This interior review was created when the car was new. Some links may no longer point to an active page.
Reviewers praise the 2012 Toyota Sequoia for its solid build quality and seat comfort, but some low-quality materials detract from an otherwise well-made interior.
- "Interior materials disappoint for the money.” -- Car and Driver
- "A dashboard of hollow-sounding plastic panels and a cut-rate feel to some of the main controls are at odds with Sequoia's otherwise solid build quality.” -- Consumer Guide
The Toyota Sequoia can seat up to eight when equipped with the standard middle-row bench seat. Middle-row captain’s chairs are optional. Test drivers say the Sequoia’s seats are comfortable, with a third row that’s fit for adults. One reviewer says the Sequoia’s second-row bucket seats are the best in the class.
- "While the third-row seats in some SUVS are best reserved for children, the roomy … Toyota Sequoia comfortably accommodates adults in all rows." -- Kelley Blue Book
- "Only adequate 6-footer head clearance (in the front seat), but legroom is bountiful and the seats are roomy, comfortable, and supportive. High ground clearance strains getting in and out; the available running-board steps are too narrow to be of much help.” -- Consumer Guide
While reviewers tend to like the Sequoia's interior features, a few complain that some controls can be difficult to reach. That’s a problem many people have with large SUVs like the Sequoia, though. Others register some disappointment with cut-rate materials. Still, on the upgraded trims, reviewers like the cabin materials, which some say wouldn't be out of place on a Lexus.
- "Sequoia shares its dashboard design with the Tundra and so suffers the same shortfalls of secondary gauges partially blocked from the driver's view by the steering-wheel rim.
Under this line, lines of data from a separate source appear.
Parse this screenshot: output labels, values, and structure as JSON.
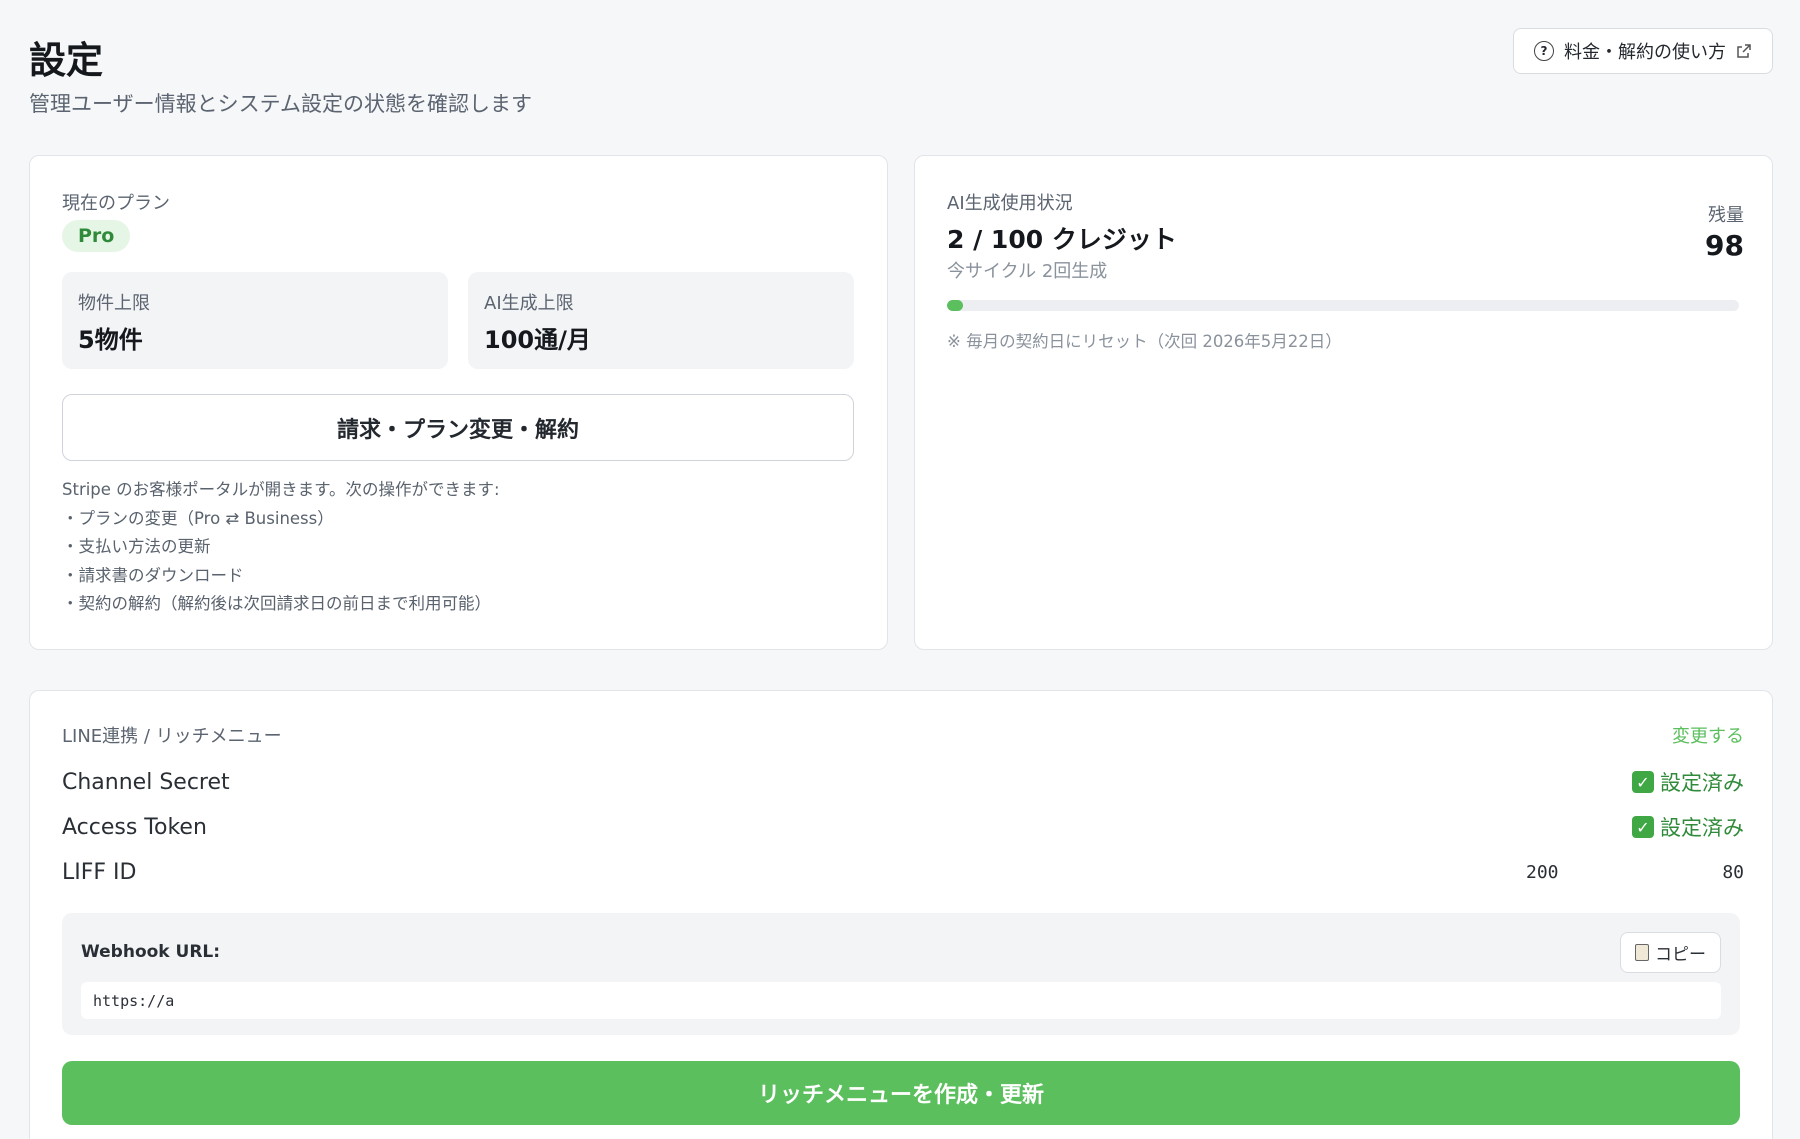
{
  "header": {
    "title": "設定",
    "subtitle": "管理ユーザー情報とシステム設定の状態を確認します",
    "help_link": "料金・解約の使い方"
  },
  "plan": {
    "label": "現在のプラン",
    "badge": "Pro",
    "stats": [
      {
        "label": "物件上限",
        "value": "5物件"
      },
      {
        "label": "AI生成上限",
        "value": "100通/月"
      }
    ],
    "billing_button": "請求・プラン変更・解約",
    "notes": [
      "Stripe のお客様ポータルが開きます。次の操作ができます:",
      "・プランの変更（Pro ⇄ Business）",
      "・支払い方法の更新",
      "・請求書のダウンロード",
      "・契約の解約（解約後は次回請求日の前日まで利用可能）"
    ]
  },
  "ai_usage": {
    "label": "AI生成使用状況",
    "credits": "2 / 100 クレジット",
    "cycle": "今サイクル 2回生成",
    "remaining_label": "残量",
    "remaining_value": "98",
    "progress_fraction": 0.02,
    "reset_note": "※ 毎月の契約日にリセット（次回 2026年5月22日）"
  },
  "line": {
    "section_label": "LINE連携 / リッチメニュー",
    "change_link": "変更する",
    "rows": [
      {
        "label": "Channel Secret",
        "status": "設定済み"
      },
      {
        "label": "Access Token",
        "status": "設定済み"
      }
    ],
    "liff": {
      "label": "LIFF ID",
      "value_start": "200",
      "value_end": "80"
    },
    "webhook": {
      "label": "Webhook URL:",
      "copy_button": "コピー",
      "url": "https://a"
    },
    "rich_menu_button": "リッチメニューを作成・更新"
  },
  "colors": {
    "accent": "#5bbf5e",
    "accent_text": "#2f8a3a",
    "badge_bg": "#e6f6e6"
  }
}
But Sequoia adds a plethora of controls to govern its many added features, such as the air suspension and rear climate system. Sequoia's main controls are large and clearly marked, but many of these smaller buttons are not conveniently placed or identified. Many controls reside too far to the passenger side of the console, a long stretch from the driver's seat. The navigation screen washes out in some sunlight conditions.” -- Consumer Guide
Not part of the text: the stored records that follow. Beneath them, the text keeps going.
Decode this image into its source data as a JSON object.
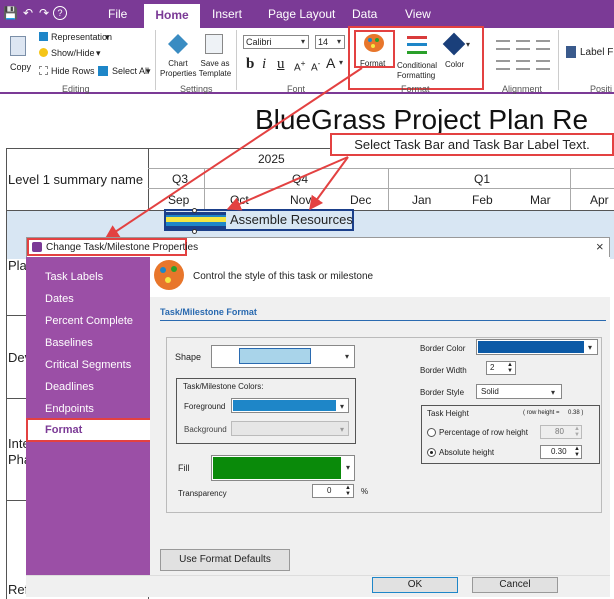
{
  "ribbon": {
    "tabs": [
      "File",
      "Home",
      "Insert",
      "Page Layout",
      "Data",
      "View"
    ],
    "editing": {
      "copy": "Copy",
      "representation": "Representation",
      "show_hide": "Show/Hide",
      "hide_rows": "Hide Rows",
      "select_all": "Select All",
      "label": "Editing"
    },
    "settings": {
      "chart_properties": "Chart Properties",
      "save_as_template": "Save as Template",
      "label": "Settings"
    },
    "font": {
      "family": "Calibri",
      "size": "14",
      "label": "Font"
    },
    "format": {
      "format": "Format",
      "conditional": "Conditional Formatting",
      "color": "Color",
      "label": "Format"
    },
    "alignment": {
      "label": "Alignment"
    },
    "position": {
      "label_prefix": "Label F",
      "label": "Positi"
    }
  },
  "gantt": {
    "title": "BlueGrass Project Plan Re",
    "header_label": "Level 1 summary name",
    "year": "2025",
    "quarters": [
      "Q3",
      "Q4",
      "Q1"
    ],
    "months": [
      "Sep",
      "Oct",
      "Nov",
      "Dec",
      "Jan",
      "Feb",
      "Mar",
      "Apr"
    ],
    "task_label": "Assemble Resources",
    "rows": [
      "Pla",
      "Dev",
      "Inte",
      "Pha",
      "Ref"
    ]
  },
  "callout": "Select Task Bar and Task Bar Label Text.",
  "dialog": {
    "title": "Change Task/Milestone Properties",
    "sidebar": [
      "Task Labels",
      "Dates",
      "Percent Complete",
      "Baselines",
      "Critical Segments",
      "Deadlines",
      "Endpoints",
      "Format"
    ],
    "selected": "Format",
    "header": "Control the style of this task or milestone",
    "section": "Task/Milestone Format",
    "shape_label": "Shape",
    "colors_group": "Task/Milestone Colors:",
    "foreground": "Foreground",
    "background": "Background",
    "fill": "Fill",
    "transparency": "Transparency",
    "transparency_value": "0",
    "percent": "%",
    "border_color": "Border Color",
    "border_width": "Border Width",
    "border_width_value": "2",
    "border_style": "Border Style",
    "border_style_value": "Solid",
    "task_height": "Task Height",
    "row_height_note": "( row height =",
    "row_height_value": "0.38 )",
    "pct_row_height": "Percentage of row height",
    "pct_value": "80",
    "absolute_height": "Absolute height",
    "absolute_value": "0.30",
    "use_defaults": "Use Format Defaults",
    "ok": "OK",
    "cancel": "Cancel",
    "colors": {
      "shape": "#a9d4ea",
      "foreground": "#1e86c8",
      "fill": "#0a8a0a",
      "border": "#0c5aa6",
      "accent": "#7b3a96",
      "sidebar": "#9b4fa6",
      "section": "#2a6ab0"
    }
  }
}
- "Aside from audio and navigation controls that are hard to reach, the Sequoia's interior is a triumph of ergonomics, storage bins and family-friendly conveniences.” -- Edmunds
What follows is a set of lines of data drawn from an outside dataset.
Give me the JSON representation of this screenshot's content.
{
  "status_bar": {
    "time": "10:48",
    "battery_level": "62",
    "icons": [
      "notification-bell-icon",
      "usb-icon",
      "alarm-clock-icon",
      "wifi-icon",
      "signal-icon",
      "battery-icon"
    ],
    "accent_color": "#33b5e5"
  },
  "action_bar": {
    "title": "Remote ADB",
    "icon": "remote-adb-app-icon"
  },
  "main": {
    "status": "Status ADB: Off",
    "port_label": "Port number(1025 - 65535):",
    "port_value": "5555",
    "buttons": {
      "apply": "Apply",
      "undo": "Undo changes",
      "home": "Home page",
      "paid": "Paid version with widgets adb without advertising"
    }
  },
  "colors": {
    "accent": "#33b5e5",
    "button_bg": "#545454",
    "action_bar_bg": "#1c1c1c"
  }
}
The Toyota Sequoia offers only 18.9 cubic feet of cargo space behind the third-row seats, but with the third row folded flat, that space expands to 66.6 cubic feet. With the second and third rows stowed, the Sequoia can hold up to 120.1 cubic feet of cargo. That bests nearly every other large SUV except the Chevrolet Suburban and the long-wheelbase versions of its platform mates, the Cadillac Escalade and GMC Yukon.
- "Sequoia is more than 1 foot shorter than a Suburban or Expedition, so cargo room behind the 3rd row is relatively limited; four rolling luggage bags set upright about max it out. But there's a full-width bin below the rear floor section, and the 2nd and 3rd rows fold even with the floor to create a long, flat expanse. The cabin is rife with cupholders, bins, pouches, and pockets.” -- Consumer Guide